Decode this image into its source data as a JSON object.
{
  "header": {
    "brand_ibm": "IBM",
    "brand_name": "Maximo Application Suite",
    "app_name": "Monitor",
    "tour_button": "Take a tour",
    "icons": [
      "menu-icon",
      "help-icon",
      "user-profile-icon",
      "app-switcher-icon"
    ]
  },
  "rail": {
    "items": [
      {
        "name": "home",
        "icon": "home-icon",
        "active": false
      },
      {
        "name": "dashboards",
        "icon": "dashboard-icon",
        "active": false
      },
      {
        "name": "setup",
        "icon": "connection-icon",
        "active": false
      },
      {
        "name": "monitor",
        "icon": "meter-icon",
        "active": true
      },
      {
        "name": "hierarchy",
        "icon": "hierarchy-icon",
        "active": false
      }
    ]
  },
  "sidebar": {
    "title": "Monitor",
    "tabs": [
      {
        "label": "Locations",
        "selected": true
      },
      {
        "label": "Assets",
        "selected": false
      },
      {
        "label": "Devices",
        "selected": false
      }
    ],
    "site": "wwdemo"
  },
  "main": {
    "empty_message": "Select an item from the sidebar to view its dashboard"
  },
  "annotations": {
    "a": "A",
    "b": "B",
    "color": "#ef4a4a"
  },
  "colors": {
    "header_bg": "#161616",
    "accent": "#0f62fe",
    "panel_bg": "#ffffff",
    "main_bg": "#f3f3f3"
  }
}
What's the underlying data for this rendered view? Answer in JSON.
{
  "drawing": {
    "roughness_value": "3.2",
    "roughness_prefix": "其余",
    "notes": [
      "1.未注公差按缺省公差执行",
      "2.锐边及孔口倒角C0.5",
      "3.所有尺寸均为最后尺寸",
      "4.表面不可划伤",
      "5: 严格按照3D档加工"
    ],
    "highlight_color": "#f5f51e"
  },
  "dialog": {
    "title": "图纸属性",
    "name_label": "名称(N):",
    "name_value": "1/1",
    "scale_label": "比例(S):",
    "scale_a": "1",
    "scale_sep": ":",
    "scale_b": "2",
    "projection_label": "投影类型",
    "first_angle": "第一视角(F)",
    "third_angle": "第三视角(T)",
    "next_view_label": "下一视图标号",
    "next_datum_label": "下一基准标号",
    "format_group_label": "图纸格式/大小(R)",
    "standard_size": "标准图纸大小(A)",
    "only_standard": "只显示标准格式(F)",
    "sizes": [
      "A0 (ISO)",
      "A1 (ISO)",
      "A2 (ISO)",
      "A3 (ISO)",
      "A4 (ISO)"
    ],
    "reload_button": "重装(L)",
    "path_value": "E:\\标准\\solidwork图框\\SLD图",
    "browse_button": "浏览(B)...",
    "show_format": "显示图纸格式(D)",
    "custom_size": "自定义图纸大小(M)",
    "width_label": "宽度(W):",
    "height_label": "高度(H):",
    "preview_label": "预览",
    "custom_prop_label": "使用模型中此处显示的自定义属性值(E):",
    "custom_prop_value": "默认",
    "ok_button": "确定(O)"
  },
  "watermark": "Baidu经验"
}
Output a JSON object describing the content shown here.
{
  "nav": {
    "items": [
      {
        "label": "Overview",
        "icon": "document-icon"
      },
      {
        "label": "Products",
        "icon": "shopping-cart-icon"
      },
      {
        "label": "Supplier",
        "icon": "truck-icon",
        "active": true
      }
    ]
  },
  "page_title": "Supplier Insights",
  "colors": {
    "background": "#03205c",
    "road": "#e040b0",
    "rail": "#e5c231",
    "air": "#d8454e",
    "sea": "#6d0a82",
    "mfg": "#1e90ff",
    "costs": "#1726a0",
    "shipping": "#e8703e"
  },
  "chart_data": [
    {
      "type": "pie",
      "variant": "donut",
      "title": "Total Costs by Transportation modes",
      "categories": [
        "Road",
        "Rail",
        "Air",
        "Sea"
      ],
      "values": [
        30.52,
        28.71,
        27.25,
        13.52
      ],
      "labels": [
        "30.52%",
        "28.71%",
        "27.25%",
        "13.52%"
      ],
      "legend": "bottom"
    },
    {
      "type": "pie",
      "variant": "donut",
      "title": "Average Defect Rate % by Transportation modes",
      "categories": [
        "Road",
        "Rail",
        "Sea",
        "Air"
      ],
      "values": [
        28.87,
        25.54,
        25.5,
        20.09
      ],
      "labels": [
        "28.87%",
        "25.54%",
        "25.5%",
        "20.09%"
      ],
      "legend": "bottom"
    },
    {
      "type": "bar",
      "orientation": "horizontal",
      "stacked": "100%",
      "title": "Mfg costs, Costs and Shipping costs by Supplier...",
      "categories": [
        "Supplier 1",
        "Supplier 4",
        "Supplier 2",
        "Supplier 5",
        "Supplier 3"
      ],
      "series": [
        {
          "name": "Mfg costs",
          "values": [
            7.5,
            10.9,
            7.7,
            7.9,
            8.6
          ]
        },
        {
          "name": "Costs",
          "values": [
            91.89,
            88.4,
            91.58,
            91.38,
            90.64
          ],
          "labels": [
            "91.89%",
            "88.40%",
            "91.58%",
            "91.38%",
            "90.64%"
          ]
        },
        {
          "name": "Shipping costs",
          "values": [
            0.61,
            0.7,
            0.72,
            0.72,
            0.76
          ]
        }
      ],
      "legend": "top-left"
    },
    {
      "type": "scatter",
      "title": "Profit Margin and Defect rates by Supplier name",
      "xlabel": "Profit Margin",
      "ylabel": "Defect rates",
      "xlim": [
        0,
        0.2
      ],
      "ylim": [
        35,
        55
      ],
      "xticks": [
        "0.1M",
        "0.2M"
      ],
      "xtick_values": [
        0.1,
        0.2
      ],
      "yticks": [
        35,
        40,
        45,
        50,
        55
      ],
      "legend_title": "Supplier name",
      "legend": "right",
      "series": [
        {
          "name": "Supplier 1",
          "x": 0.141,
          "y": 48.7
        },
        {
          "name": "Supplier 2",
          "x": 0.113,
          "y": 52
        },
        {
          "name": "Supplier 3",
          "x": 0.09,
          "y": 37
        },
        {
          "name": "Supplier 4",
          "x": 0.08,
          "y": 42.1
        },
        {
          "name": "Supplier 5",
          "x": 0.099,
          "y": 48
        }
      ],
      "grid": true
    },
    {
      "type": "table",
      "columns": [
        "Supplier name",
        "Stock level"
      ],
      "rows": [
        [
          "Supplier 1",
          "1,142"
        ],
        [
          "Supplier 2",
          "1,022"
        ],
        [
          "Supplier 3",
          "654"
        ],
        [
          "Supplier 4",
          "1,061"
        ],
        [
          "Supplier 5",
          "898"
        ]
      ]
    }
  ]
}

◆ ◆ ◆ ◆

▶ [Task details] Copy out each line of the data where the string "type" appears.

▶ [Exercise response]
      "type": "pie",
      "type": "pie",
      "type": "bar",
      "type": "scatter",
      "type": "table",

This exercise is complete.